The courts in India have always deprecated the arbitrary use of power of arrest and it affects the liberty of a person directly. On few occasions now even after considering PV Ramana Reddy supra case, the Hon’ble High Court of Karnataka,Madhya Pradesh as well as the Hon’ble High Court of Telangana in the matter of Hanumanthappa Pathrera Lakshmana, Nitesh Wadhwani VS State of M.P and in G. Bhaskar Rao granted anticipatory bail in the alleged violation of section 132. The Hon’ble High Court in G.Bhaskar Rao supra was cautious of the fallout of the arrest and observed as follows:
“ ……. 9. In the instant case as per the submission made by Learned Special Public Prosecutor, there is no prima facie case against this petitioner yet, directly indulging in evasion of tax to the tune of 36 crores. Learned Special Public Prosecutor submits that in the course of investigation, if it is found that this petitioner is guilty of evasion of tax, on compliance of section 70 of the GST Act, the petitioner would be arrested and the release of the petitioner under section 438 of the CrPC would hinder the investigation. It is evident from the record and the submissions made by both sides that there is that there is apprehension of arrest of the petitioner for the non-bailable offences alleged in the subject crime. The main accused in the case is the corporate body. The financial matters are being dealt with by the Chief Financial Officer. Furthermore, the petitioner is not liable to pay the taxes imposed by the government from time to time. There is no record to substantiate the prima facie involvement of the petitioner in the subject criminal case. The arrest and detention of the petitioner would damage his reputation.”
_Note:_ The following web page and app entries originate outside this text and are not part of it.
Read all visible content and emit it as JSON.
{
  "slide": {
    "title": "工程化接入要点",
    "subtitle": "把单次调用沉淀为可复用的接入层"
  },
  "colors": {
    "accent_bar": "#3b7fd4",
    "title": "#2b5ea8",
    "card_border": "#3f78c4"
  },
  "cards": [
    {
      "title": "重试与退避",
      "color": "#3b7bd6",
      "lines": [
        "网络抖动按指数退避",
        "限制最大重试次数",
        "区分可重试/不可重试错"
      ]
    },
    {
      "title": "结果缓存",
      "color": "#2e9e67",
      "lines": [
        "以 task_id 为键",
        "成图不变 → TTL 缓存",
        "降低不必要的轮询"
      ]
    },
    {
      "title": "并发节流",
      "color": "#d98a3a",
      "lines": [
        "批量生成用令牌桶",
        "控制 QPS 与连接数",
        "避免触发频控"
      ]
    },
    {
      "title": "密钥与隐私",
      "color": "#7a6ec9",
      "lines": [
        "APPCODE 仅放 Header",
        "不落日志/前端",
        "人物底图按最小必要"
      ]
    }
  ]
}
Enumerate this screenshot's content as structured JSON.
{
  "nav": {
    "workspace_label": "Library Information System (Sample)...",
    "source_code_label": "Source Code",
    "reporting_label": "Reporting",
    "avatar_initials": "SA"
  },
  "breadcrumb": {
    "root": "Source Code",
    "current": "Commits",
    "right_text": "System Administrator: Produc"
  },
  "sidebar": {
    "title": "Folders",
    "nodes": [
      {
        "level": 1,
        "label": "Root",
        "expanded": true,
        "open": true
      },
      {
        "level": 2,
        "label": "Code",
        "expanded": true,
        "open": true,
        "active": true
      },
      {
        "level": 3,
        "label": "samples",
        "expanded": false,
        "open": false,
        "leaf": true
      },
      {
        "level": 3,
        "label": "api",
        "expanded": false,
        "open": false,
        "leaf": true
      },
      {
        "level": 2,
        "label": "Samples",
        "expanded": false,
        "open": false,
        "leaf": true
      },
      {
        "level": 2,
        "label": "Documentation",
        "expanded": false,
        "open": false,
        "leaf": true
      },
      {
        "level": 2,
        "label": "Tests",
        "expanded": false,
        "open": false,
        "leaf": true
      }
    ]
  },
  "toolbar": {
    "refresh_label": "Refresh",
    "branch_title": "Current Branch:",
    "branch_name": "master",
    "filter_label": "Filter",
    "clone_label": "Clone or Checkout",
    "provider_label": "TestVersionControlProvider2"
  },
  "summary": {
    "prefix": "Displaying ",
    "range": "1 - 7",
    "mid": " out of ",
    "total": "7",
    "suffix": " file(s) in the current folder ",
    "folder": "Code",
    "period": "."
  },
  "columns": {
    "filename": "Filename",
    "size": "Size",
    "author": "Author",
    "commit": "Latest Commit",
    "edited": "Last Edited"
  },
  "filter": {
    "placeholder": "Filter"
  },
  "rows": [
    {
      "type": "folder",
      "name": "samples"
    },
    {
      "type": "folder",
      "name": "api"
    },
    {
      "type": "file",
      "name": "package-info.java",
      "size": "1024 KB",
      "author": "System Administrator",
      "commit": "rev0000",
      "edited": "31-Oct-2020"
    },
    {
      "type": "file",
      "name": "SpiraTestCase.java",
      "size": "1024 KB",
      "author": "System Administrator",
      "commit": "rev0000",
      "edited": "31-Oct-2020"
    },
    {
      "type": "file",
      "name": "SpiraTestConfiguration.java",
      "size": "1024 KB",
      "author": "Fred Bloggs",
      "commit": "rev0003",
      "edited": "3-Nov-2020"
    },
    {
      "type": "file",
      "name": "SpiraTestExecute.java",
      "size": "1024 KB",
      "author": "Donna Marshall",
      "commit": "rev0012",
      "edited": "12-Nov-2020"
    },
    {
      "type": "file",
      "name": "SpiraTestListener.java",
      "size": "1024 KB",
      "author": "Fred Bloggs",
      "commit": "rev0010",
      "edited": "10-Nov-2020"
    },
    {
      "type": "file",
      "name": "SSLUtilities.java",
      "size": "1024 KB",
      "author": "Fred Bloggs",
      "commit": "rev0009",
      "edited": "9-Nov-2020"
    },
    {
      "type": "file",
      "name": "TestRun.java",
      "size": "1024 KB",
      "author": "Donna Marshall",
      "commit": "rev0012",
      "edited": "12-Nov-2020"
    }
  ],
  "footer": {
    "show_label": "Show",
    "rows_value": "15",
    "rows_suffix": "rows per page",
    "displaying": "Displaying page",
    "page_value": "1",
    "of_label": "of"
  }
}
Arrest is a stigma on one’s reputation. It affects not only the business of a person rather it ruins the person mentally and physically. The power of arrest is given in the statute to recover the legitimate dues of the government and certainly not intended to be used as a recovery tool by terrorising the business with the threat of arrest. A suitable guideline for arresting of a person is expected from the government urgently otherwise the rampant use of arresting power will only lead in collapsing of the business environment ,which is already at receiving end during this pandemic period.